The fading of former suffragist activism during the interwar period did not spell the end of the fight for women’s rights in the US, especially as so many women remained unable to exercise their citizenship.
In this episode, we turn to the next era of women’s activism, the women’s movement of the 1960s and 1970s. In the wake of World War II, the revived women’s rights movement followed a similar path to their suffragist predecessors. Born from the civil rights movement, these new activists boasted a more expansive vision of women’s rights, including advocating for workplace justice and pushing for reproductive freedom.
In this episode of “Prologued,” we discuss the era that saw the emergence of activists like Betty Friedan, Frances Beal, Gloria Steinem and Shirley Chisholm, but also the deep divisions among women’s rights activists based on strategy, ideology, and the limitations of white feminism.
- Lilia Fernandez, Rutgers University
- Susan Hartmann, The Ohio State University
*[This podcast was produced by Origins: Current Events in Historical Perspective. Fair Observer is a media partner of Origins.]

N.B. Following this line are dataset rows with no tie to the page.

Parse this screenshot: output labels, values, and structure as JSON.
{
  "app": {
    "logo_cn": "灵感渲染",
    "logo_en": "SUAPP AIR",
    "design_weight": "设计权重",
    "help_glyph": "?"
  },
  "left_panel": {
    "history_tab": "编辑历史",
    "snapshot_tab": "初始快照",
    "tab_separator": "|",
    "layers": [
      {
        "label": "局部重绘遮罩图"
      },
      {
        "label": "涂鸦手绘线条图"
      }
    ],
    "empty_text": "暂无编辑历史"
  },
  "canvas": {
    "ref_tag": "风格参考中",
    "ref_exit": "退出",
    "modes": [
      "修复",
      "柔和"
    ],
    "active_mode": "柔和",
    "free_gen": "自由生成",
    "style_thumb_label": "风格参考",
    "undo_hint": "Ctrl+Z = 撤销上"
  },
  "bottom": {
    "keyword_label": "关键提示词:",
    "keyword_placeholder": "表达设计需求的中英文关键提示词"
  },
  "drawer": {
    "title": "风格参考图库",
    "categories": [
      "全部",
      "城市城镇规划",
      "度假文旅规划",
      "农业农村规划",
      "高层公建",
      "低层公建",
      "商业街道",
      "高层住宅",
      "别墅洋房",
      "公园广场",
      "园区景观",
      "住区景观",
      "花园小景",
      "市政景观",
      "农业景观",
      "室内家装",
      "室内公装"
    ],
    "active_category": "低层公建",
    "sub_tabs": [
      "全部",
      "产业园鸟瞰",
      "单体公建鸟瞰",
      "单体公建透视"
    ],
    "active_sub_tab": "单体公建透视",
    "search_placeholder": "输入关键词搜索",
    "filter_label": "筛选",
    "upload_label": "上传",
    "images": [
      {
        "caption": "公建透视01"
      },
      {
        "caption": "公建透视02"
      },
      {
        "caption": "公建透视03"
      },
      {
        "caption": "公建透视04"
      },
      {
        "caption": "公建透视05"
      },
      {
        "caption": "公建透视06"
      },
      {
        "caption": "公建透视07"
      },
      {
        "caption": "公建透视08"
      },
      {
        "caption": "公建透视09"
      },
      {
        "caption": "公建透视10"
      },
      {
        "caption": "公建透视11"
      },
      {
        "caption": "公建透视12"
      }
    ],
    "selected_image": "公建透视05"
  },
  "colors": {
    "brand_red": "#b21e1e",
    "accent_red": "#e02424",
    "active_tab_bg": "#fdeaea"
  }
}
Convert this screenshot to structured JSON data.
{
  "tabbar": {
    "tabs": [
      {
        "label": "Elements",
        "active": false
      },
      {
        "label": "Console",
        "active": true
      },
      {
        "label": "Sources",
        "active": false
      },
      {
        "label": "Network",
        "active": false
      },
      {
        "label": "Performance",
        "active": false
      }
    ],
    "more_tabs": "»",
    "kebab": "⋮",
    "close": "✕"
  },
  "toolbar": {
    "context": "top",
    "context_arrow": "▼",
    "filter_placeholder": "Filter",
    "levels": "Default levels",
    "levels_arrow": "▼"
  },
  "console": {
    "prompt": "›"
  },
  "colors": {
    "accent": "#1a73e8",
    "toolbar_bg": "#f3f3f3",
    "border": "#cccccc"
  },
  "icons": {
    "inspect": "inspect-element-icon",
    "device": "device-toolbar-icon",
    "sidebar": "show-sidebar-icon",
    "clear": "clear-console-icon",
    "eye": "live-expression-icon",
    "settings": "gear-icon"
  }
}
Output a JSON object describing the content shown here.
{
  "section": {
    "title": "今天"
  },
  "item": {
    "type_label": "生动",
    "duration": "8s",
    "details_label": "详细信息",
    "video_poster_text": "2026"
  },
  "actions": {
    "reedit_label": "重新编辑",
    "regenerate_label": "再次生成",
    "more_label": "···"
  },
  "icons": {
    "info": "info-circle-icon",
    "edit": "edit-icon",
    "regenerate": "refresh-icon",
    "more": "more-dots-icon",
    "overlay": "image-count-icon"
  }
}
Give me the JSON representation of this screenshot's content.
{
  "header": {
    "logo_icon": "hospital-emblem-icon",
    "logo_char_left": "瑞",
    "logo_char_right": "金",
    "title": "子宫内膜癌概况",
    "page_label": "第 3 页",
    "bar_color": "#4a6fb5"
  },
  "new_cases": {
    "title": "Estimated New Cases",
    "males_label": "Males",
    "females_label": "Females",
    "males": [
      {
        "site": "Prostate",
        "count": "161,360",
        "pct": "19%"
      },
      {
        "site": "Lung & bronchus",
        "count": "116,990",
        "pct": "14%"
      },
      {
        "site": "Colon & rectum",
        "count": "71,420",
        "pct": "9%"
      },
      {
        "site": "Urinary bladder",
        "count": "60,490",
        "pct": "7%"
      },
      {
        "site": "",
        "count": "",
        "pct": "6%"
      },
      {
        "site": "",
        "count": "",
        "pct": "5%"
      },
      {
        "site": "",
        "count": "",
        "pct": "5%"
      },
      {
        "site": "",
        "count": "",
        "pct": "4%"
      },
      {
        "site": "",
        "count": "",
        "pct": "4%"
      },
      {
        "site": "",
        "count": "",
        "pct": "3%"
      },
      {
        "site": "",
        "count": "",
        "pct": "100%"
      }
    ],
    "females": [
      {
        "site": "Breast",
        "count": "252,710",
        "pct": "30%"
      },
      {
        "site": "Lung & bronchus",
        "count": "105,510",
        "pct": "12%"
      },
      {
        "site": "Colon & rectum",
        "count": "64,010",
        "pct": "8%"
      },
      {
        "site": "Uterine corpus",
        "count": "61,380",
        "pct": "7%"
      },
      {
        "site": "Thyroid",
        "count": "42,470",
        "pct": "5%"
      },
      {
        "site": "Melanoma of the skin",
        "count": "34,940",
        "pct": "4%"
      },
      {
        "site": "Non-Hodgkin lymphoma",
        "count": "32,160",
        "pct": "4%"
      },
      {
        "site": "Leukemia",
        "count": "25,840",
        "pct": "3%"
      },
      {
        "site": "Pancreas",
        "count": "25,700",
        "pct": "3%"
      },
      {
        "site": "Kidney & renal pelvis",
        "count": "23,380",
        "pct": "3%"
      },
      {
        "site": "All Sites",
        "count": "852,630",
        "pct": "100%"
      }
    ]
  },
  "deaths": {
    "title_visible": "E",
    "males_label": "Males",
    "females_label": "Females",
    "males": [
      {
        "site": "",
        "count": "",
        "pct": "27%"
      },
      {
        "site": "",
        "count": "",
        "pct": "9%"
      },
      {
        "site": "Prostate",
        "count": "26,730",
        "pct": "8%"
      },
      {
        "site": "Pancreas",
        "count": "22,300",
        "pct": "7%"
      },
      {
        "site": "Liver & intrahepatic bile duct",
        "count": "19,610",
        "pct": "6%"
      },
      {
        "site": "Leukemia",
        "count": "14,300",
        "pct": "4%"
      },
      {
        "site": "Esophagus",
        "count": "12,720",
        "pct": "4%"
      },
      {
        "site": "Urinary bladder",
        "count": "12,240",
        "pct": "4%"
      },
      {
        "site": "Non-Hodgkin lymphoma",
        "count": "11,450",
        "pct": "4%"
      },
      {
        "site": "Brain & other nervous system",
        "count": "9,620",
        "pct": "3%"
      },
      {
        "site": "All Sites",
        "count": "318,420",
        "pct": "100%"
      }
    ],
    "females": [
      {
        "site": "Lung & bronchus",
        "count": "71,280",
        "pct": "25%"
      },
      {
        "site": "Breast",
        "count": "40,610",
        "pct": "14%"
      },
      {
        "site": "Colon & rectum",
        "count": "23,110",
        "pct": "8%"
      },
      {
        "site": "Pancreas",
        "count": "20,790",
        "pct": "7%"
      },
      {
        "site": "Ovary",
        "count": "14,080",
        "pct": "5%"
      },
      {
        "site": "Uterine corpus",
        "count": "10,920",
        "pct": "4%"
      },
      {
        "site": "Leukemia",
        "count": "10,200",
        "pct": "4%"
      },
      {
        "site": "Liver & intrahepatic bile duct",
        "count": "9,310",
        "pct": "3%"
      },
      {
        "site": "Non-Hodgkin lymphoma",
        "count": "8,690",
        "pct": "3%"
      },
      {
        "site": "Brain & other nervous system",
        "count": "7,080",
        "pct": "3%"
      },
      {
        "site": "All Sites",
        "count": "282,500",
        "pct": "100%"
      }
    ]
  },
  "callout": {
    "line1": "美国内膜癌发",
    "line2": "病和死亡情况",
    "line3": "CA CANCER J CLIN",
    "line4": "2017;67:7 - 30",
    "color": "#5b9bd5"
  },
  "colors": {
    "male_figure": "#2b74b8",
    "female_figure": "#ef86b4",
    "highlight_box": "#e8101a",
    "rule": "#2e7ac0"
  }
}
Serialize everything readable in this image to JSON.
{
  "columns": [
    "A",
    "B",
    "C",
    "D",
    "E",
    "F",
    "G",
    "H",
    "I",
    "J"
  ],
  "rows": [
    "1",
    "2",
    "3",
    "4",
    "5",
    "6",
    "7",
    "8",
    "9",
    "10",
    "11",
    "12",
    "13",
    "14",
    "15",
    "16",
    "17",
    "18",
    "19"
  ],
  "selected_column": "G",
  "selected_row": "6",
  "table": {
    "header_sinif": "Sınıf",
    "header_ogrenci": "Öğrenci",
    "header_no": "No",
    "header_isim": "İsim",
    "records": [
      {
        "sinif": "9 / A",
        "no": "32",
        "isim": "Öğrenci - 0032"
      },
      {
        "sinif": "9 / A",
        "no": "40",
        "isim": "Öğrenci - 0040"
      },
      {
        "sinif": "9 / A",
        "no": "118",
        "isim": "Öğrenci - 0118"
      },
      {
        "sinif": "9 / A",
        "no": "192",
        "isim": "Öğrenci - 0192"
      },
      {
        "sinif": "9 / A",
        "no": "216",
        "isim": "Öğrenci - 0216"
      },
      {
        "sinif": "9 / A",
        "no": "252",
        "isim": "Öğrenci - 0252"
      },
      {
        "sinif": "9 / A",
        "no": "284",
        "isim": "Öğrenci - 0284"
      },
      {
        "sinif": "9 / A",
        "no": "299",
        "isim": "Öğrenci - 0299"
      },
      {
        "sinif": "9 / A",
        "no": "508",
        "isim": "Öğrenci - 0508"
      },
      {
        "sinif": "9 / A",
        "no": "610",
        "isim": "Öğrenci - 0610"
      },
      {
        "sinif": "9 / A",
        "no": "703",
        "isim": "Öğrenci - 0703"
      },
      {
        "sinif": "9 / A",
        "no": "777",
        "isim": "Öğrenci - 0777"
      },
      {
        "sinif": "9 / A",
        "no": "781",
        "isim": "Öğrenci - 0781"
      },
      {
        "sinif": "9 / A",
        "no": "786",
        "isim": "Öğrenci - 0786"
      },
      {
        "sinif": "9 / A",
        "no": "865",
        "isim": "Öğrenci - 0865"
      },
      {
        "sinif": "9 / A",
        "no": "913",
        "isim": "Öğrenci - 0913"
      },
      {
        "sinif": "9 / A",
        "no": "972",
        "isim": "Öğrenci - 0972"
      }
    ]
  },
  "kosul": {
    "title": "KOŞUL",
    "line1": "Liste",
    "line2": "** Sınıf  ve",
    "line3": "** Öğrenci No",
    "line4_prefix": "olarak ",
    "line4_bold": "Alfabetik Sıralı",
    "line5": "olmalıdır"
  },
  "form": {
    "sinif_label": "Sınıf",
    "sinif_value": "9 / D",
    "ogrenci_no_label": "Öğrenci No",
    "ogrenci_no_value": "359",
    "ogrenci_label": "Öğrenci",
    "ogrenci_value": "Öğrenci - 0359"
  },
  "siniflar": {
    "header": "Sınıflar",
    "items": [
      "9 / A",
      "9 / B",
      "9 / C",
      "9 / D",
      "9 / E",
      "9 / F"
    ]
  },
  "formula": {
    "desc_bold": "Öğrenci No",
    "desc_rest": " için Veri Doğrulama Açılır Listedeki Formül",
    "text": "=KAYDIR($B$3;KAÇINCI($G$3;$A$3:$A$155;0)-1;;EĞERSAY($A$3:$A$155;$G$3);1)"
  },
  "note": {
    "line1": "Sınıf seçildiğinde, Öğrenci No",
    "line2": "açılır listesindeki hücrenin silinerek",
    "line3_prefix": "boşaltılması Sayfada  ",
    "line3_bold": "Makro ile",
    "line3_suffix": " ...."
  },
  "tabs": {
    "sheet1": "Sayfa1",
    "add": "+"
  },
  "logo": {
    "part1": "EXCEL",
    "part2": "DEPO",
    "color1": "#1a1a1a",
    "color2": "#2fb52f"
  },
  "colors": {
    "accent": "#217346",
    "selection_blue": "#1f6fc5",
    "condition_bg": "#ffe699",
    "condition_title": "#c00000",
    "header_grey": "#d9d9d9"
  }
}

The views expressed in this feature are the author’s own and do not necessarily reflect Fair Observer’s editorial policy.